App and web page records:
________________

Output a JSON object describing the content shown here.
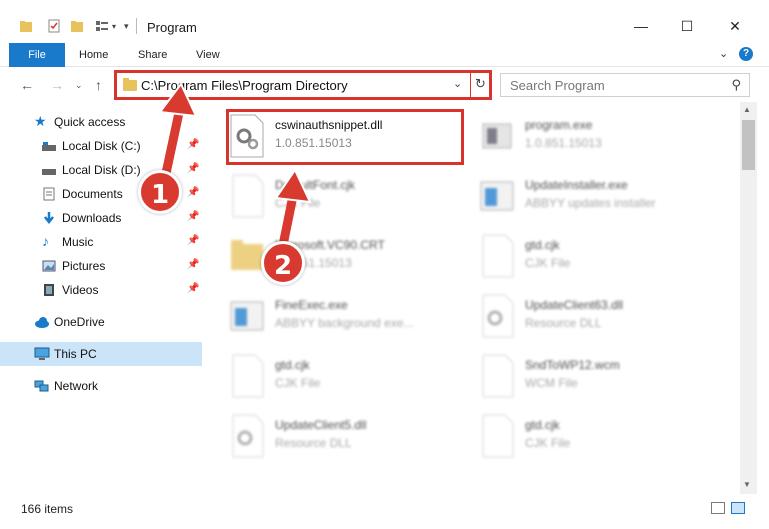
{
  "window": {
    "title": "Program",
    "minimize_icon": "minimize-icon",
    "maximize_icon": "maximize-icon",
    "close_icon": "close-icon"
  },
  "ribbon": {
    "tabs": [
      {
        "label": "File"
      },
      {
        "label": "Home"
      },
      {
        "label": "Share"
      },
      {
        "label": "View"
      }
    ]
  },
  "navbar": {
    "address": "C:\\Program Files\\Program Directory",
    "search_placeholder": "Search Program"
  },
  "sidebar": {
    "items": [
      {
        "label": "Quick access",
        "icon": "star-icon"
      },
      {
        "label": "Local Disk (C:)",
        "icon": "drive-icon",
        "pinned": true
      },
      {
        "label": "Local Disk (D:)",
        "icon": "drive-icon",
        "pinned": true
      },
      {
        "label": "Documents",
        "icon": "documents-icon",
        "pinned": true
      },
      {
        "label": "Downloads",
        "icon": "download-icon",
        "pinned": true
      },
      {
        "label": "Music",
        "icon": "music-icon",
        "pinned": true
      },
      {
        "label": "Pictures",
        "icon": "pictures-icon",
        "pinned": true
      },
      {
        "label": "Videos",
        "icon": "videos-icon",
        "pinned": true
      },
      {
        "label": "OneDrive",
        "icon": "cloud-icon"
      },
      {
        "label": "This PC",
        "icon": "computer-icon",
        "selected": true
      },
      {
        "label": "Network",
        "icon": "network-icon"
      }
    ]
  },
  "files": [
    {
      "name": "cswinauthsnippet.dll",
      "sub": "1.0.851.15013",
      "icon": "dll-icon",
      "clear": true
    },
    {
      "name": "program.exe",
      "sub": "1.0.851.15013",
      "icon": "exe-icon"
    },
    {
      "name": "DefaultFont.cjk",
      "sub": "CJK File",
      "icon": "file-icon"
    },
    {
      "name": "UpdateInstaller.exe",
      "sub": "ABBYY updates installer",
      "icon": "exe-icon"
    },
    {
      "name": "Microsoft.VC90.CRT",
      "sub": "1.0.851.15013",
      "icon": "folder-icon"
    },
    {
      "name": "gtd.cjk",
      "sub": "CJK File",
      "icon": "file-icon"
    },
    {
      "name": "FineExec.exe",
      "sub": "ABBYY background exe...",
      "icon": "exe-icon"
    },
    {
      "name": "UpdateClient63.dll",
      "sub": "Resource DLL",
      "icon": "dll-icon"
    },
    {
      "name": "gtd.cjk",
      "sub": "CJK File",
      "icon": "file-icon"
    },
    {
      "name": "SndToWP12.wcm",
      "sub": "WCM File",
      "icon": "file-icon"
    },
    {
      "name": "UpdateClient5.dll",
      "sub": "Resource DLL",
      "icon": "dll-icon"
    },
    {
      "name": "gtd.cjk",
      "sub": "CJK File",
      "icon": "file-icon"
    }
  ],
  "status": {
    "item_count": "166 items"
  },
  "markers": {
    "one": "1",
    "two": "2"
  },
  "colors": {
    "accent": "#1979ca",
    "highlight": "#d9342b",
    "selected": "#cce4f7"
  }
}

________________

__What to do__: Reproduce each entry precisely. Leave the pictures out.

__Answer to this task__:
Output a JSON object describing the content shown here.
{
  "window": {
    "title": "Program",
    "minimize_icon": "minimize-icon",
    "maximize_icon": "maximize-icon",
    "close_icon": "close-icon"
  },
  "ribbon": {
    "tabs": [
      {
        "label": "File"
      },
      {
        "label": "Home"
      },
      {
        "label": "Share"
      },
      {
        "label": "View"
      }
    ]
  },
  "navbar": {
    "address": "C:\\Program Files\\Program Directory",
    "search_placeholder": "Search Program"
  },
  "sidebar": {
    "items": [
      {
        "label": "Quick access",
        "icon": "star-icon"
      },
      {
        "label": "Local Disk (C:)",
        "icon": "drive-icon",
        "pinned": true
      },
      {
        "label": "Local Disk (D:)",
        "icon": "drive-icon",
        "pinned": true
      },
      {
        "label": "Documents",
        "icon": "documents-icon",
        "pinned": true
      },
      {
        "label": "Downloads",
        "icon": "download-icon",
        "pinned": true
      },
      {
        "label": "Music",
        "icon": "music-icon",
        "pinned": true
      },
      {
        "label": "Pictures",
        "icon": "pictures-icon",
        "pinned": true
      },
      {
        "label": "Videos",
        "icon": "videos-icon",
        "pinned": true
      },
      {
        "label": "OneDrive",
        "icon": "cloud-icon"
      },
      {
        "label": "This PC",
        "icon": "computer-icon",
        "selected": true
      },
      {
        "label": "Network",
        "icon": "network-icon"
      }
    ]
  },
  "files": [
    {
      "name": "cswinauthsnippet.dll",
      "sub": "1.0.851.15013",
      "icon": "dll-icon",
      "clear": true
    },
    {
      "name": "program.exe",
      "sub": "1.0.851.15013",
      "icon": "exe-icon"
    },
    {
      "name": "DefaultFont.cjk",
      "sub": "CJK File",
      "icon": "file-icon"
    },
    {
      "name": "UpdateInstaller.exe",
      "sub": "ABBYY updates installer",
      "icon": "exe-icon"
    },
    {
      "name": "Microsoft.VC90.CRT",
      "sub": "1.0.851.15013",
      "icon": "folder-icon"
    },
    {
      "name": "gtd.cjk",
      "sub": "CJK File",
      "icon": "file-icon"
    },
    {
      "name": "FineExec.exe",
      "sub": "ABBYY background exe...",
      "icon": "exe-icon"
    },
    {
      "name": "UpdateClient63.dll",
      "sub": "Resource DLL",
      "icon": "dll-icon"
    },
    {
      "name": "gtd.cjk",
      "sub": "CJK File",
      "icon": "file-icon"
    },
    {
      "name": "SndToWP12.wcm",
      "sub": "WCM File",
      "icon": "file-icon"
    },
    {
      "name": "UpdateClient5.dll",
      "sub": "Resource DLL",
      "icon": "dll-icon"
    },
    {
      "name": "gtd.cjk",
      "sub": "CJK File",
      "icon": "file-icon"
    }
  ],
  "status": {
    "item_count": "166 items"
  },
  "markers": {
    "one": "1",
    "two": "2"
  },
  "colors": {
    "accent": "#1979ca",
    "highlight": "#d9342b",
    "selected": "#cce4f7"
  }
}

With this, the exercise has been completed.